## DATA

=== Section Start ===

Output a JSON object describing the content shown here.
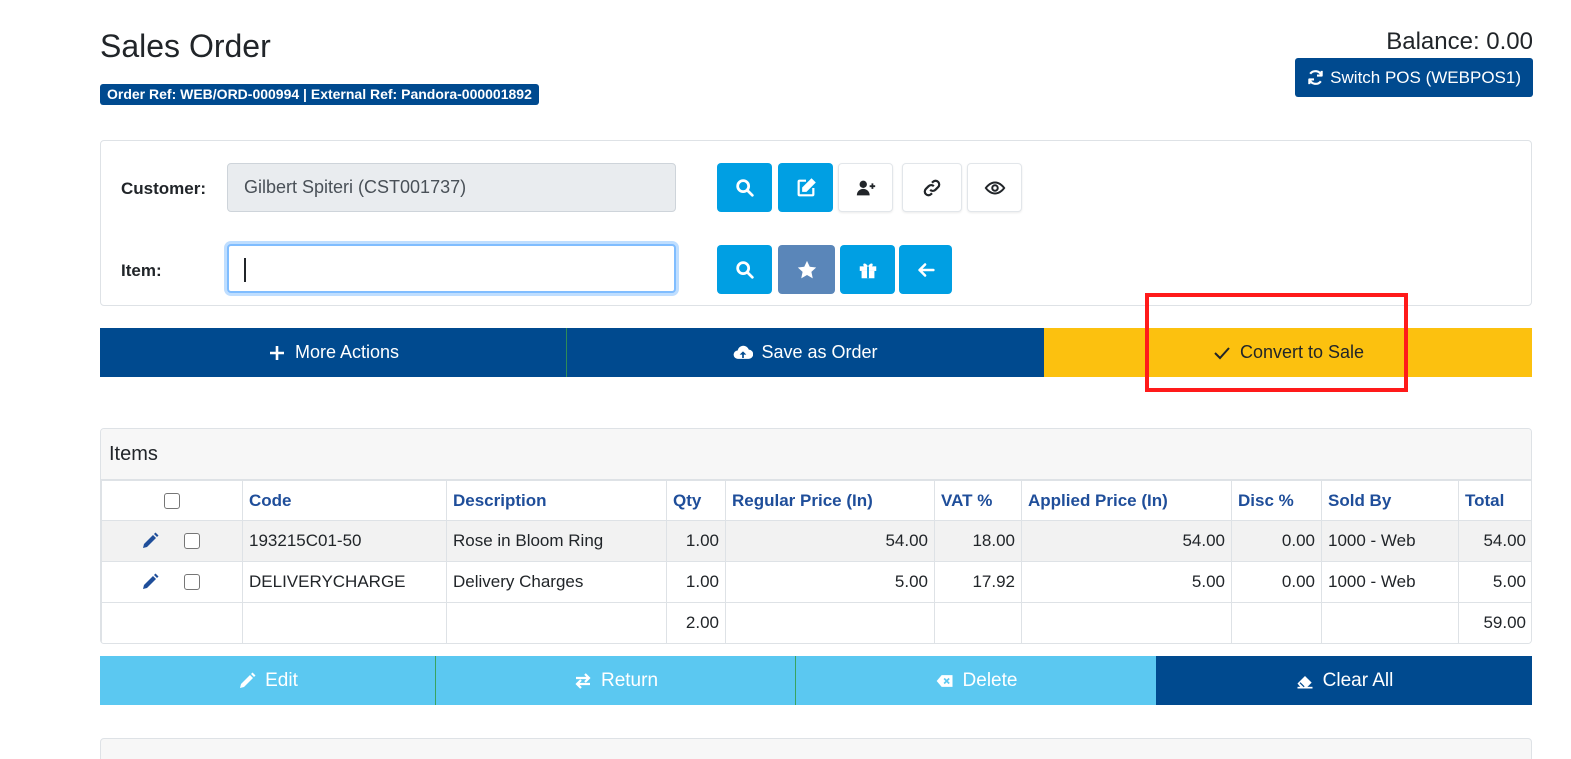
{
  "header": {
    "title": "Sales Order",
    "ref_badge": "Order Ref: WEB/ORD-000994 | External Ref: Pandora-000001892",
    "balance": "Balance: 0.00",
    "switch_pos_label": "Switch POS (WEBPOS1)"
  },
  "form": {
    "customer_label": "Customer:",
    "customer_value": "Gilbert Spiteri (CST001737)",
    "item_label": "Item:",
    "item_value": "",
    "customer_buttons": [
      "search-icon",
      "edit-icon",
      "add-user-icon",
      "link-icon",
      "eye-icon"
    ],
    "item_buttons": [
      "search-icon",
      "star-icon",
      "gift-icon",
      "arrow-left-icon"
    ]
  },
  "actions": {
    "more_actions": "More Actions",
    "save_as_order": "Save as Order",
    "convert_to_sale": "Convert to Sale"
  },
  "items": {
    "title": "Items",
    "columns": [
      "Code",
      "Description",
      "Qty",
      "Regular Price (In)",
      "VAT %",
      "Applied Price (In)",
      "Disc %",
      "Sold By",
      "Total"
    ],
    "rows": [
      {
        "code": "193215C01-50",
        "description": "Rose in Bloom Ring",
        "qty": "1.00",
        "regular_price": "54.00",
        "vat": "18.00",
        "applied_price": "54.00",
        "disc": "0.00",
        "sold_by": "1000 - Web",
        "total": "54.00"
      },
      {
        "code": "DELIVERYCHARGE",
        "description": "Delivery Charges",
        "qty": "1.00",
        "regular_price": "5.00",
        "vat": "17.92",
        "applied_price": "5.00",
        "disc": "0.00",
        "sold_by": "1000 - Web",
        "total": "5.00"
      }
    ],
    "totals": {
      "qty": "2.00",
      "total": "59.00"
    }
  },
  "bottom_actions": {
    "edit": "Edit",
    "return": "Return",
    "delete": "Delete",
    "clear_all": "Clear All"
  },
  "colors": {
    "primary_dark": "#004a8f",
    "accent_blue": "#009fe3",
    "light_blue": "#5bc8f1",
    "warning": "#fcc10f",
    "highlight": "#ff1a1a"
  }
}
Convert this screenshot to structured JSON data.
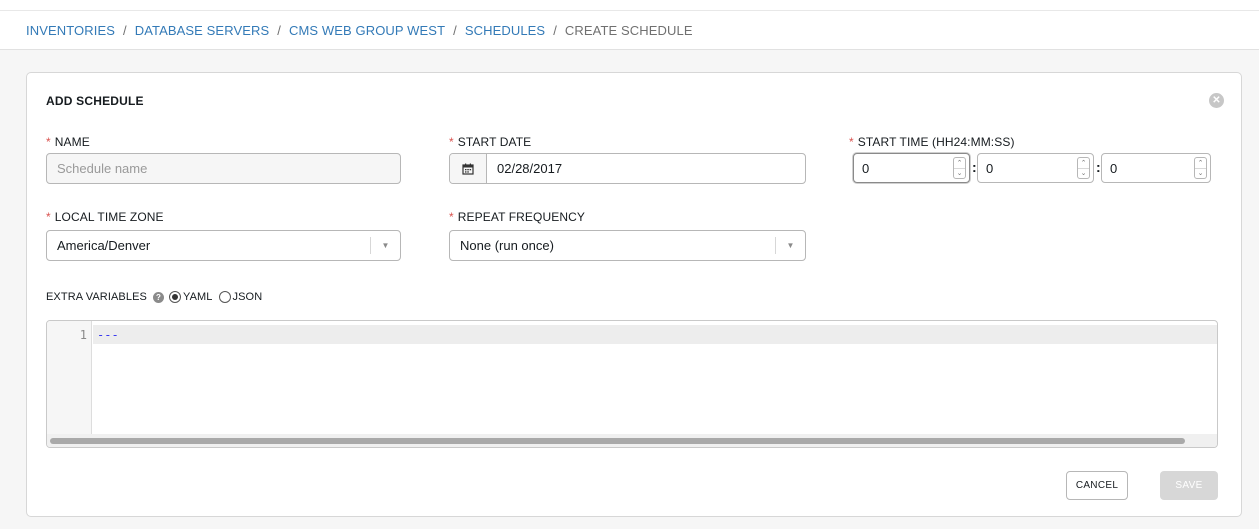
{
  "breadcrumb": {
    "items": [
      "INVENTORIES",
      "DATABASE SERVERS",
      "CMS WEB GROUP WEST",
      "SCHEDULES"
    ],
    "current": "CREATE SCHEDULE",
    "separator": "/"
  },
  "panel": {
    "title": "ADD SCHEDULE",
    "close_icon": "close-circle-icon"
  },
  "form": {
    "required_marker": "*",
    "name": {
      "label": "NAME",
      "value": "",
      "placeholder": "Schedule name"
    },
    "start_date": {
      "label": "START DATE",
      "value": "02/28/2017",
      "icon": "calendar-icon"
    },
    "start_time": {
      "label": "START TIME (HH24:MM:SS)",
      "hour": "0",
      "minute": "0",
      "second": "0",
      "separator": ":"
    },
    "time_zone": {
      "label": "LOCAL TIME ZONE",
      "value": "America/Denver"
    },
    "repeat_frequency": {
      "label": "REPEAT FREQUENCY",
      "value": "None (run once)"
    },
    "extra_variables": {
      "label": "EXTRA VARIABLES",
      "help_icon": "question-circle-icon",
      "options": [
        "YAML",
        "JSON"
      ],
      "selected": "YAML",
      "line_number": "1",
      "code": "---"
    }
  },
  "actions": {
    "cancel": "CANCEL",
    "save": "SAVE"
  },
  "colors": {
    "link": "#337ab7",
    "required": "#d9534f",
    "code": "#3a3af0",
    "save_disabled": "#d7d7d7"
  }
}
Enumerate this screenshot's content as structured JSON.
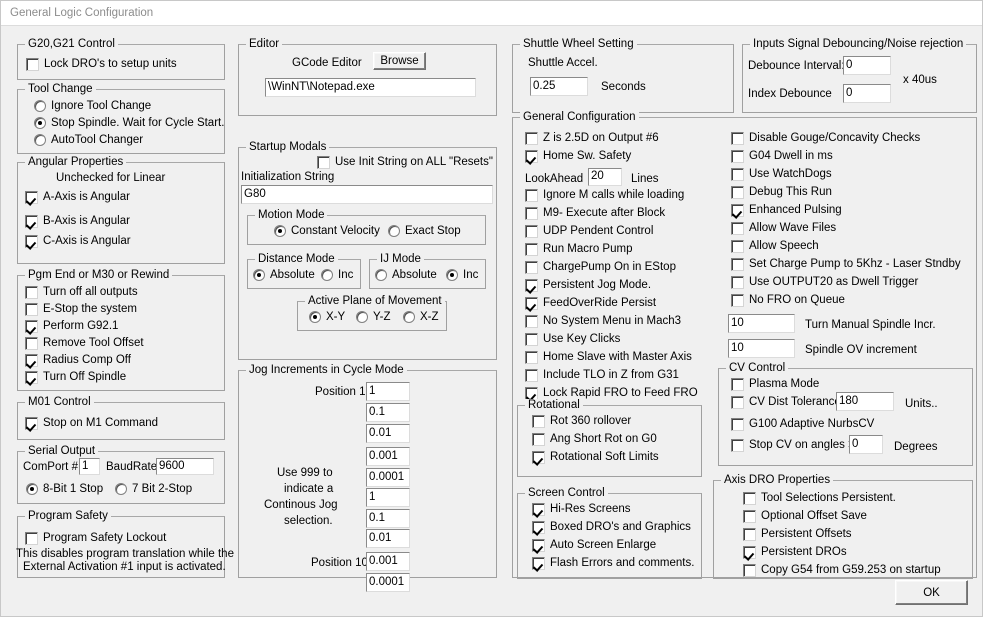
{
  "window": {
    "title": "General Logic Configuration"
  },
  "g20g21": {
    "legend": "G20,G21 Control",
    "lock_dro": "Lock DRO's to setup units"
  },
  "tool_change": {
    "legend": "Tool Change",
    "opt_ignore": "Ignore Tool Change",
    "opt_stop": "Stop Spindle. Wait for Cycle Start.",
    "opt_auto": "AutoTool Changer"
  },
  "angular": {
    "legend": "Angular Properties",
    "note": "Unchecked for Linear",
    "a_axis": "A-Axis is Angular",
    "b_axis": "B-Axis is Angular",
    "c_axis": "C-Axis is Angular"
  },
  "pgm_end": {
    "legend": "Pgm End or M30 or Rewind",
    "turn_off_all": "Turn off all outputs",
    "estop": "E-Stop the system",
    "g92": "Perform G92.1",
    "remove_tool_offset": "Remove Tool Offset",
    "radius_comp": "Radius Comp Off",
    "turn_off_spindle": "Turn Off Spindle"
  },
  "m01": {
    "legend": "M01 Control",
    "stop_m1": "Stop on M1 Command"
  },
  "serial": {
    "legend": "Serial Output",
    "comport_label": "ComPort #",
    "comport_value": "1",
    "baud_label": "BaudRate",
    "baud_value": "9600",
    "opt_8bit": "8-Bit 1 Stop",
    "opt_7bit": "7 Bit 2-Stop"
  },
  "program_safety": {
    "legend": "Program Safety",
    "lockout": "Program Safety Lockout",
    "desc_line1": "This disables program translation while the",
    "desc_line2": "External Activation #1 input is activated."
  },
  "editor": {
    "legend": "Editor",
    "gcode_editor_label": "GCode Editor",
    "browse_label": "Browse",
    "path_value": "\\WinNT\\Notepad.exe"
  },
  "startup_modals": {
    "legend": "Startup Modals",
    "use_init_string": "Use Init String on ALL  \"Resets\"",
    "init_string_label": "Initialization String",
    "init_string_value": "G80",
    "motion_mode": {
      "legend": "Motion Mode",
      "constant_velocity": "Constant Velocity",
      "exact_stop": "Exact Stop"
    },
    "distance_mode": {
      "legend": "Distance Mode",
      "absolute": "Absolute",
      "inc": "Inc"
    },
    "ij_mode": {
      "legend": "IJ Mode",
      "absolute": "Absolute",
      "inc": "Inc"
    },
    "active_plane": {
      "legend": "Active Plane of Movement",
      "xy": "X-Y",
      "yz": "Y-Z",
      "xz": "X-Z"
    }
  },
  "jog": {
    "legend": "Jog Increments in Cycle Mode",
    "position1_label": "Position 1",
    "position10_label": "Position 10",
    "note_line1": "Use 999 to",
    "note_line2": "indicate a",
    "note_line3": "Continous Jog",
    "note_line4": "selection.",
    "values": [
      "1",
      "0.1",
      "0.01",
      "0.001",
      "0.0001",
      "1",
      "0.1",
      "0.01",
      "0.001",
      "0.0001"
    ]
  },
  "shuttle": {
    "legend": "Shuttle Wheel Setting",
    "accel_label": "Shuttle Accel.",
    "accel_value": "0.25",
    "seconds_label": "Seconds"
  },
  "debounce": {
    "legend": "Inputs Signal Debouncing/Noise rejection",
    "interval_label": "Debounce Interval:",
    "interval_value": "0",
    "index_label": "Index Debounce",
    "index_value": "0",
    "units_label": "x 40us"
  },
  "general_config": {
    "legend": "General Configuration",
    "left_items": [
      {
        "label": "Z is 2.5D on Output #6",
        "checked": false
      },
      {
        "label": "Home Sw. Safety",
        "checked": true
      },
      {
        "label": "Ignore M calls while loading",
        "checked": false
      },
      {
        "label": "M9- Execute after Block",
        "checked": false
      },
      {
        "label": "UDP Pendent Control",
        "checked": false
      },
      {
        "label": "Run Macro Pump",
        "checked": false
      },
      {
        "label": "ChargePump On in EStop",
        "checked": false
      },
      {
        "label": "Persistent Jog Mode.",
        "checked": true
      },
      {
        "label": "FeedOverRide Persist",
        "checked": true
      },
      {
        "label": "No System Menu in Mach3",
        "checked": false
      },
      {
        "label": "Use Key Clicks",
        "checked": false
      },
      {
        "label": "Home Slave with Master Axis",
        "checked": false
      },
      {
        "label": "Include TLO in Z from G31",
        "checked": false
      },
      {
        "label": "Lock Rapid FRO to Feed FRO",
        "checked": true
      }
    ],
    "lookahead_label": "LookAhead",
    "lookahead_value": "20",
    "lines_label": "Lines",
    "right_items": [
      {
        "label": "Disable Gouge/Concavity Checks",
        "checked": false
      },
      {
        "label": "G04 Dwell in ms",
        "checked": false
      },
      {
        "label": "Use WatchDogs",
        "checked": false
      },
      {
        "label": "Debug This Run",
        "checked": false
      },
      {
        "label": "Enhanced Pulsing",
        "checked": true
      },
      {
        "label": "Allow Wave Files",
        "checked": false
      },
      {
        "label": "Allow Speech",
        "checked": false
      },
      {
        "label": "Set Charge Pump to 5Khz  - Laser Stndby",
        "checked": false
      },
      {
        "label": "Use OUTPUT20 as Dwell Trigger",
        "checked": false
      },
      {
        "label": "No FRO on Queue",
        "checked": false
      }
    ],
    "spindle_incr_value": "10",
    "spindle_incr_label": "Turn Manual Spindle Incr.",
    "spindle_ov_value": "10",
    "spindle_ov_label": "Spindle OV increment"
  },
  "rotational": {
    "legend": "Rotational",
    "rot360": "Rot 360 rollover",
    "ang_short": "Ang Short Rot on G0",
    "soft_limits": "Rotational Soft Limits"
  },
  "screen_control": {
    "legend": "Screen Control",
    "hires": "Hi-Res Screens",
    "boxed": "Boxed DRO's and Graphics",
    "auto_enlarge": "Auto Screen Enlarge",
    "flash_errors": "Flash Errors and comments."
  },
  "cv_control": {
    "legend": "CV Control",
    "plasma": "Plasma Mode",
    "dist_tolerance": "CV Dist Tolerance",
    "dist_tolerance_value": "180",
    "units_label": "Units..",
    "nurbs": "G100 Adaptive NurbsCV",
    "stop_cv": "Stop CV on angles >",
    "stop_cv_value": "0",
    "degrees_label": "Degrees"
  },
  "axis_dro": {
    "legend": "Axis DRO Properties",
    "tool_sel": "Tool Selections Persistent.",
    "optional_offset": "Optional Offset Save",
    "persistent_offsets": "Persistent Offsets",
    "persistent_dros": "Persistent DROs",
    "copy_g54": "Copy G54 from G59.253 on startup"
  },
  "ok_button": {
    "label": "OK"
  }
}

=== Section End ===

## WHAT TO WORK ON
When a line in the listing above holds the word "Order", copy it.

## RESPONSE TO THE EXERCISE
    "title": "Sales Order",
    "ref_badge": "Order Ref: WEB/ORD-000994 | External Ref: Pandora-000001892",
    "save_as_order": "Save as Order",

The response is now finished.